Sources: www.independent.co.uk 11th September 2010
In the past century tiger populations have fallen by 95% with only around 3000 thought to exist in the wild today (between 800 and 1400 in India). Three sub-species of the tiger are already extinct: the Caspian, the Javanese, and the Balinese. Next week, the leaders of the the 13 ‘tiger-range’ countries meet to discuss the survival of the species in the future. There task is a difficult one. The trade in tiger parts for medicinal purposes, particularly in China, is rife and tiger habitats are at risk from continued human expansion. Corruption, poor education, and a sheer refusal to accept the reality of the situation all add to tiger’s bleak future prospects. The story of the Bengal Tiger in the Panna Tiger Reserve of Central India serves as a lesson in these matters. In 2002 there were 35 known tigers in the park. By 2005 park officials assured that the tiger population had ‘never been healthier’ but by 2007, a shocking consensus discovered that not a single Bengal Tiger existed in the park due to rampant poaching. However, in the next three years a new management team has been able to turn around the fortunes of the national park. The land covers 542 km squared and 11 out of the 15 settlements within this area have been relocated. Tigers have been flown in to repopulate the area and at least one female has given birth so far.
Poaching is carried out by professionals from nomadic tribes with a tradition of hunting. Tigers are usually trapped then beaten to death rather than shot so that the pelt is kept intact. Soil is pushed into the tiger’s mouths or the mouth is stabbed with bamboo spears so that the tiger cannot cry out and alert park rangers. A tiger pelt and body parts fetch around £3,440. Gathering evidence to charge these poachers is very difficult but there have been some successes (read full article here).
Sources: new.nationalgeographic.com 2nd September 2010

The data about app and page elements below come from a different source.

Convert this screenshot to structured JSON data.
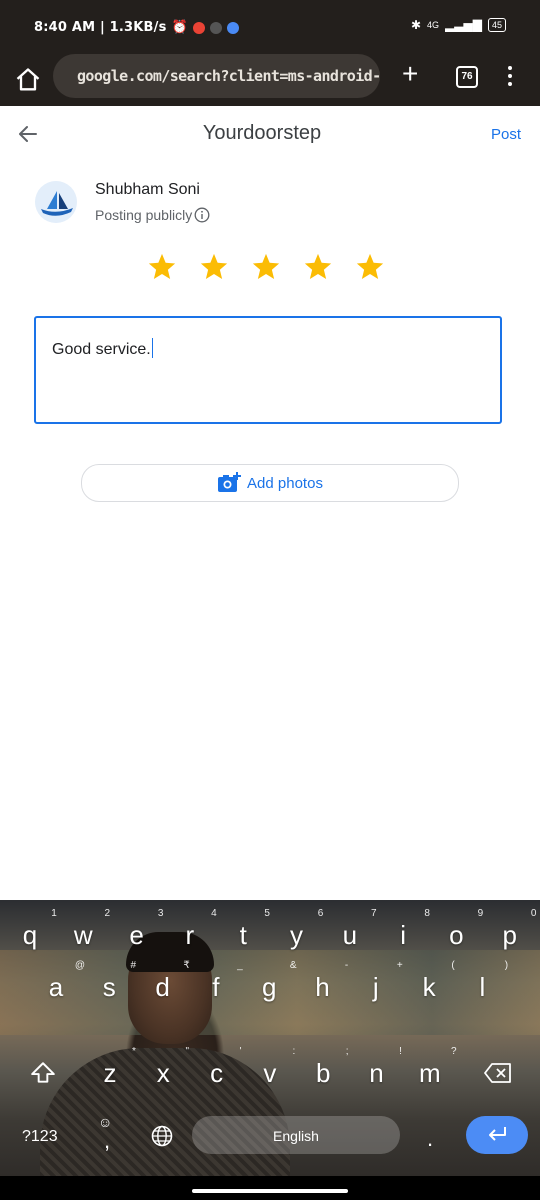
{
  "status_bar": {
    "time": "8:40 AM | 1.3KB/s",
    "network": "4G",
    "battery": "45"
  },
  "browser": {
    "url": "google.com/search?client=ms-android-xiaomi",
    "tab_count": "76"
  },
  "header": {
    "title": "Yourdoorstep",
    "post_label": "Post"
  },
  "user": {
    "name": "Shubham Soni",
    "posting_status": "Posting publicly"
  },
  "rating": {
    "value": 5,
    "max": 5,
    "color": "#fbbc04"
  },
  "review": {
    "text": "Good service."
  },
  "add_photos_label": "Add photos",
  "keyboard": {
    "row1": [
      "q",
      "w",
      "e",
      "r",
      "t",
      "y",
      "u",
      "i",
      "o",
      "p"
    ],
    "row1_hints": [
      "1",
      "2",
      "3",
      "4",
      "5",
      "6",
      "7",
      "8",
      "9",
      "0"
    ],
    "row2": [
      "a",
      "s",
      "d",
      "f",
      "g",
      "h",
      "j",
      "k",
      "l"
    ],
    "row2_hints": [
      "@",
      "#",
      "₹",
      "_",
      "&",
      "-",
      "+",
      "(",
      ")"
    ],
    "row3": [
      "z",
      "x",
      "c",
      "v",
      "b",
      "n",
      "m"
    ],
    "row3_hints": [
      "*",
      "\"",
      "'",
      ":",
      ";",
      "!",
      "?"
    ],
    "symbols_label": "?123",
    "space_label": "English",
    "comma": ",",
    "period": "."
  },
  "colors": {
    "accent": "#1a73e8",
    "chrome_bg": "#231f1c"
  }
}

Encroaching farmland is threatening several delicate ecosystems found in South Africa’s wetlands. Species such as the Cadiscus aquaticus daisy are at such risk that the International Union for the Conservation of Nature (IUCN) has placed them on the Red List of Threatened Species. South Africa is not the only country with threatened flora though as the IUCN’s Red List has grown from 5186 in 1998 to 8084 this year. The IUCN has also stated that more than 20% of Africa’s freshwater species are on the brink of extinction following a five year study of 5167 species.
With the world’s population growing at a relentless rate and changing climate conditions causing shortages in the world’s food supply, the expansion of farmland and the intensifying of fishing practices is not likely to end any time soon. Will such mechanisms as the Red List really prevent the expansion of agricultural lands? How else can delicate ecosystems be protected from human needs?